It says: “With Long Covid you may feel fatigued after activities which were not previously difficult to cope with and this can affect your quality of life and ability to function as you did previously. This is more likely to occur at the end of the day or at the end of a busy week.
“Sometimes people experience a number of other symptoms worsening after physical stress. This could include brain fog, muscle aches or headaches alongside increased fatigue.
“Clinicians may call these ‘post exertional symptoms’. They are not in themselves dangerous but can affect your quality of life.”
The Mayo Clinic says although COVID-19 is seen as a disease that primarily affects the lungs, it can also damage many other organs, including the heart, kidneys and the brain.
It states: “Organ damage may lead to health complications that linger after COVID-19 illness.
“In some people, lasting health effects may include long-term breathing problems, heart complications, chronic kidney impairment, stroke and Guillain-Barre syndrome — a condition that causes temporary paralysis.
“Some adults and children experience multisystem inflammatory syndrome after they have had COVID-19. In this condition, some organs and tissues become severely inflamed.”
There is also some suggestion that a vaccine can help reduce long Covid symptoms.
The British Heart Foundation (BHF) says: “In research published in October 2021, the Office for National Statistics used data from the UK Coronavirus Infection Survey to look at the association between COVID-19 vaccination and long Covid in people who already had it before the vaccine.”

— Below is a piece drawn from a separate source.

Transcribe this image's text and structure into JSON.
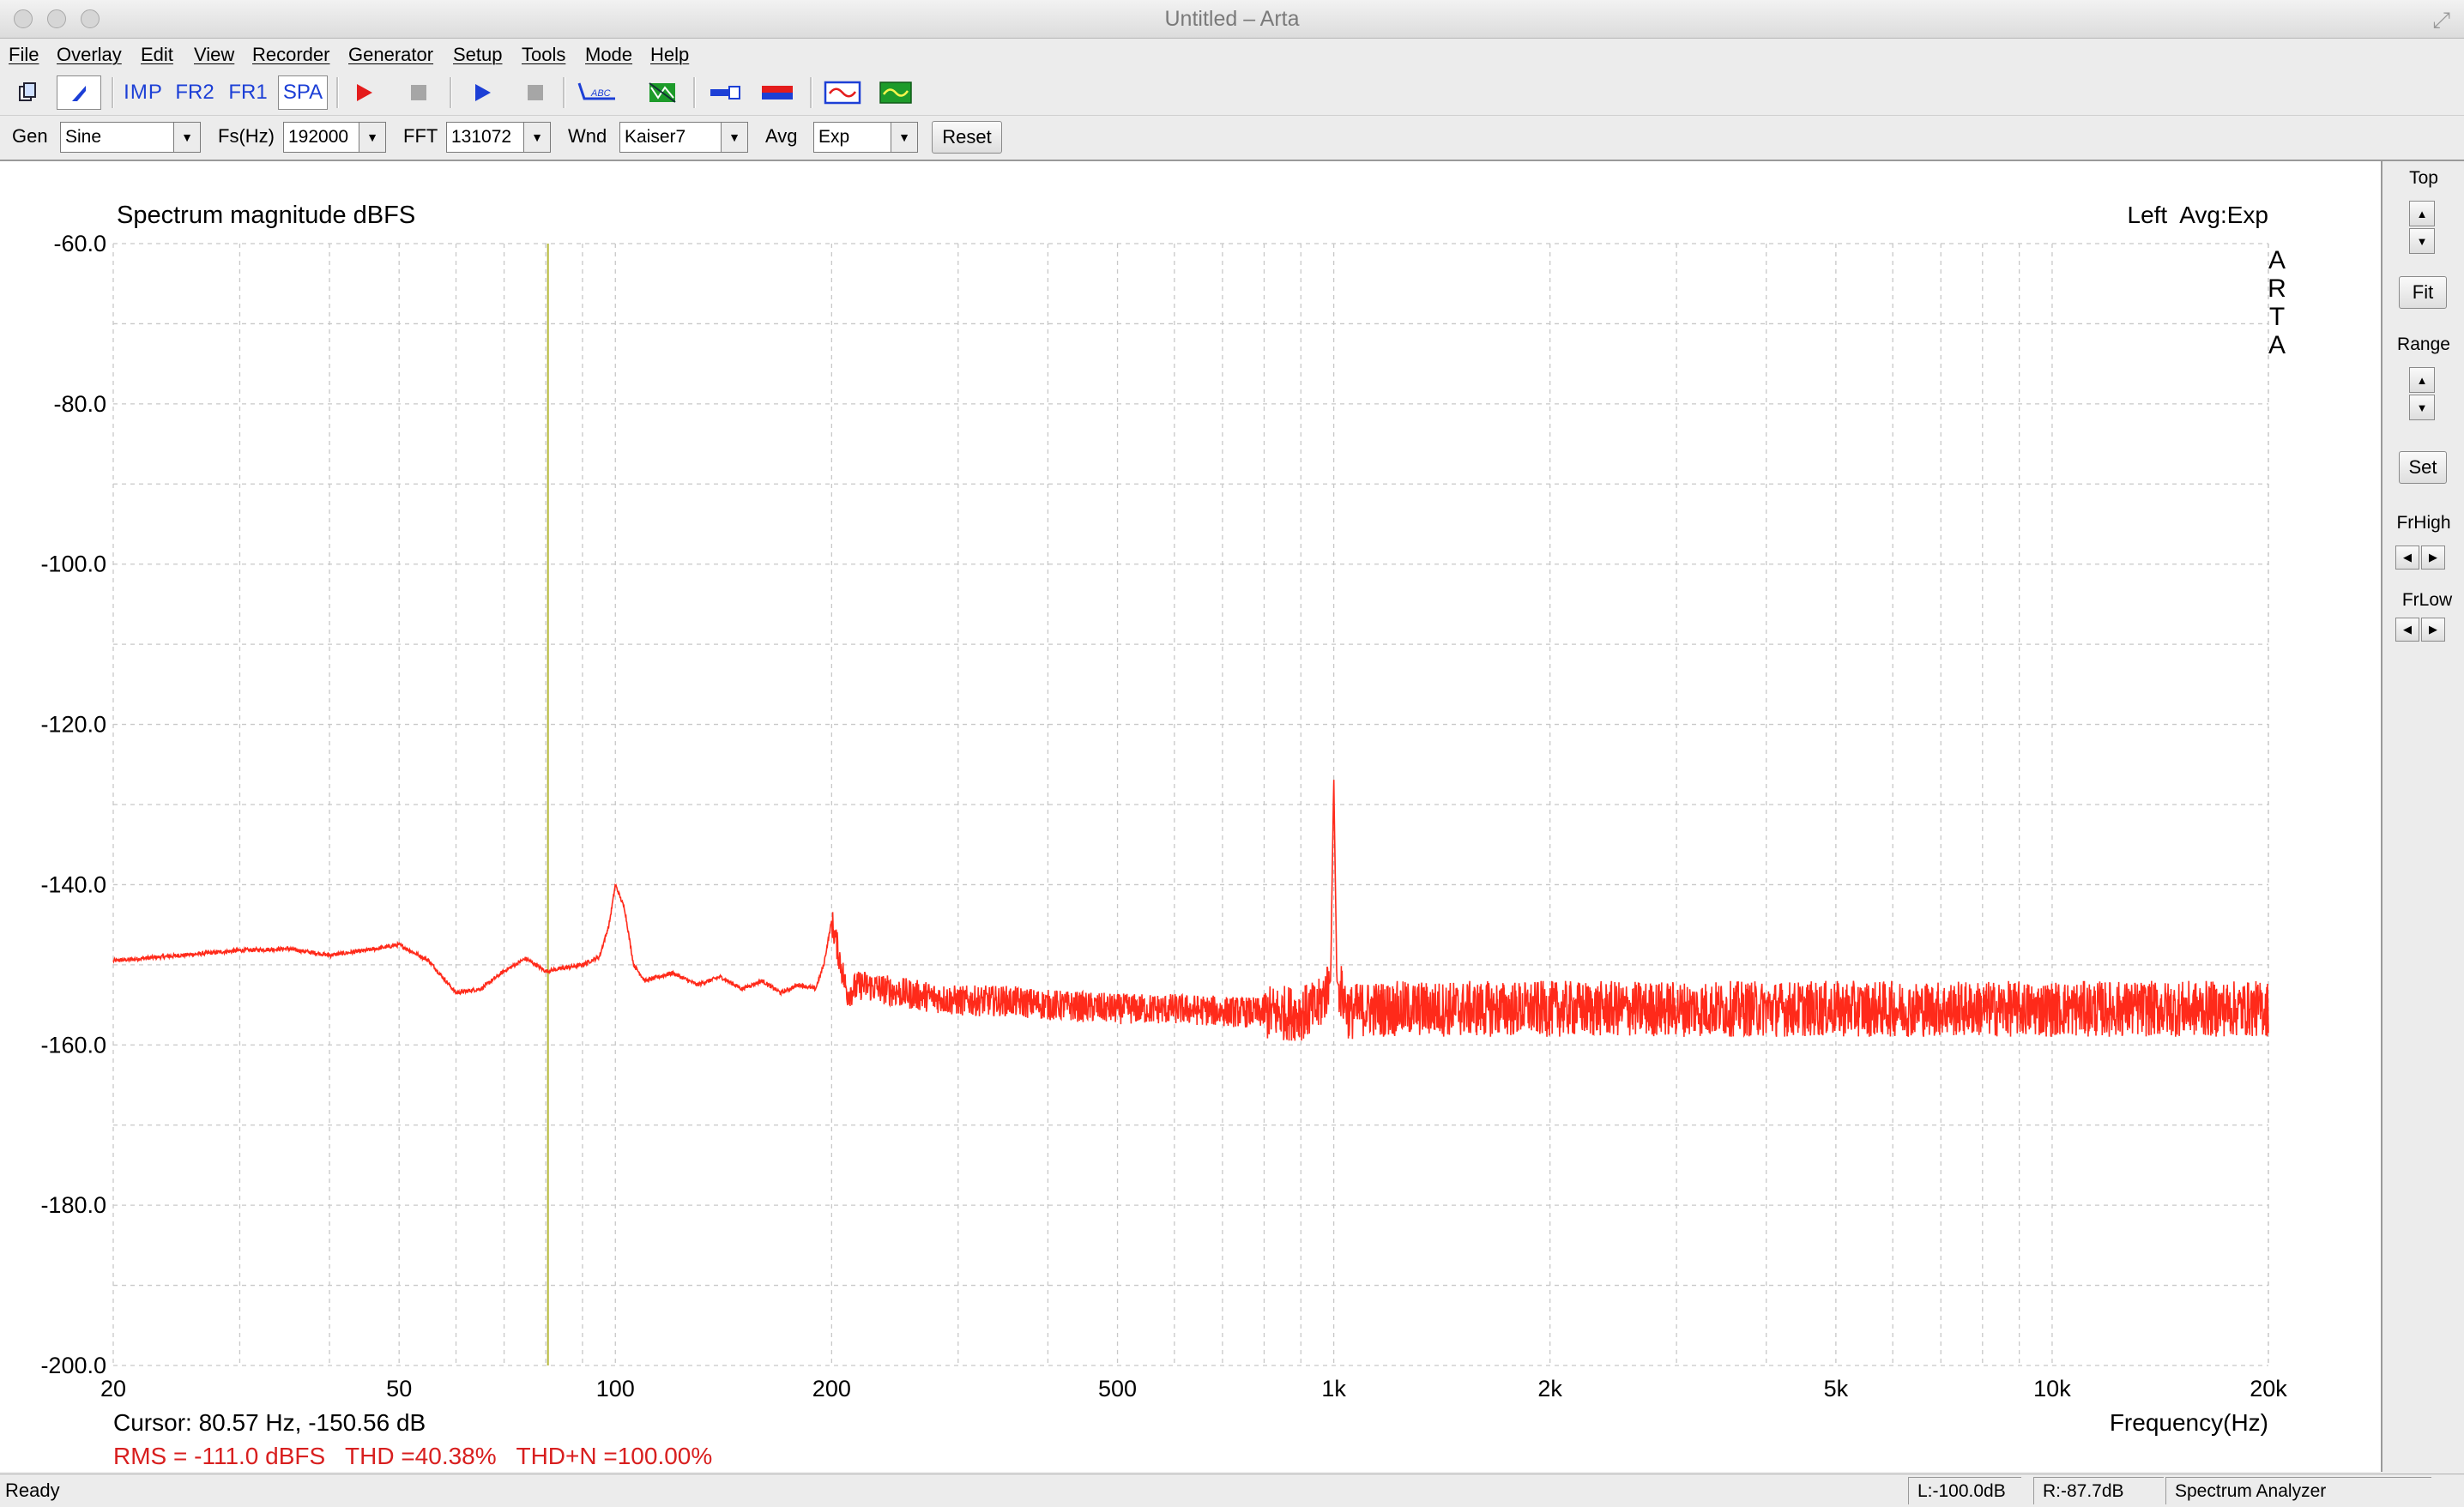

The researchers found that the first vaccine was associated with an initial 13 percent decrease in the likelihood of self-reported long Covid. The second dose was associated with a nine percent decrease in the likelihood of self-reported long Covid, relative to having received the first vaccination, and there was statistical evidence of a sustained improvement after this.
The BHF states: “Which vaccine was used (Pfizer, AstraZeneca or Moderna) didn’t appear to make any difference to the results. Nor did the person’s age, ethnic background, gender or other health issues.”